DENVER — Gov. John Hickenlooper announced last month that 21 municipal wastewater and sanitation districts throughout Colorado will receive a total of $14.7 million in state grants to help with the planning, design and construction of facility improvements to meet new nutrient standards. The Eagle River Water & Sanitation District submitted three grant applications totaling $1,372,400; each one was fully funded.
“Our staff was very involved with the state in developing these new regulations while simultaneously modeling the regulations’ impact to our capital investment program. This proactive approach allowed the district to strategically position itself to compete for the nutrient grant program funds,” said Rick Sackbauer, board chairman. “These regulations are the right thing for the environment and these grant funds will reduce the overall cost of compliance to our ratepayers and taxpayers. We are grateful to the state for its contribution.”

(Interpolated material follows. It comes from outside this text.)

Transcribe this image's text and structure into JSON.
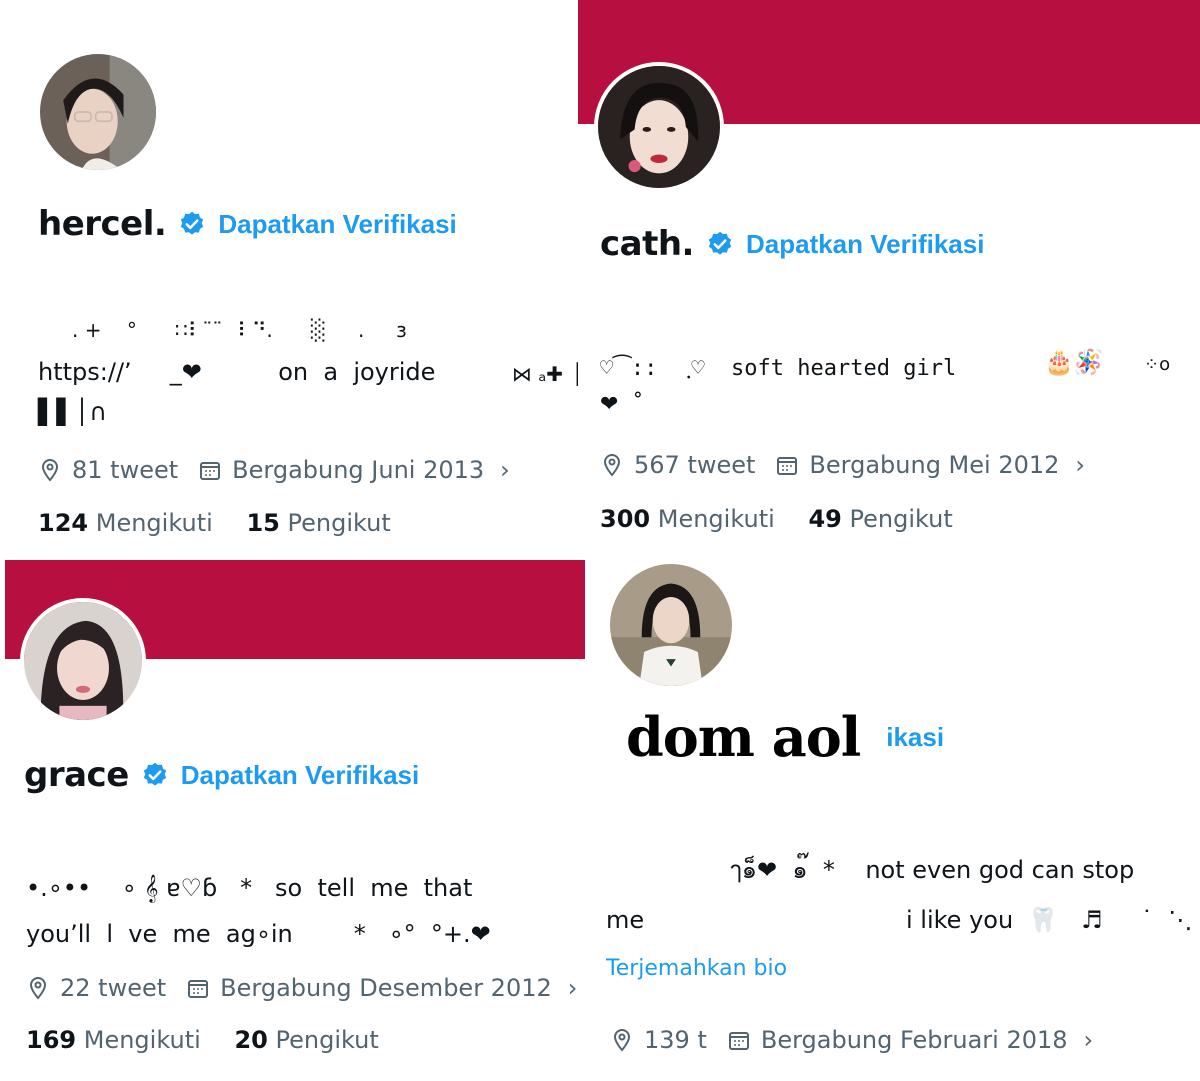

The state’s Water Quality Control Commission adopted new standards in September 2012 to help prevent harmful nutrients, such as nitrogen and phosphorus, from reaching state waters. The new regulation requires certain larger domestic wastewater treatment facilities to meet effluent limits for nutrients.
“Coloradans in rural and urban areas will benefit from these new water standards that improve and protect our water,” Hickenlooper said. “This grant funding will help communities offset the costs of bringing their systems into compliance. In addition, the grants will help ensure safe and healthy water for wildlife, agriculture, recreation and drinking water purposes.”
Excessive nutrients harm water bodies by stimulating algae blooms that consume oxygen, kill aquatic organisms and ultimately lead to smaller populations of game and fish. While nutrients are naturally occurring, other contributors include human sewage, emissions from power generators and automobiles, lawn fertilizers and pet waste.
“The district has long been a steward of our local streams. We are planning the required improvements holistically, across our three wastewater treatment facilities, to provide optimal treatment at a reasonable cost for the benefit of our natural environment,” said Linn Brooks, general manager of Eagle River Water & Sanitation District.
The Nutrient Grant Program will help wastewater facilities with the costs of planning for, designing and implementing system improvements. There are about 400 municipal wastewater systems in Colorado. The new nutrient standards apply to about 40 systems that have the greatest impact on the waters of the state.
For more information on district wastewater operations, go to www.erwsd.org or contact Wastewater manager Siri Roman at 970-477-5100.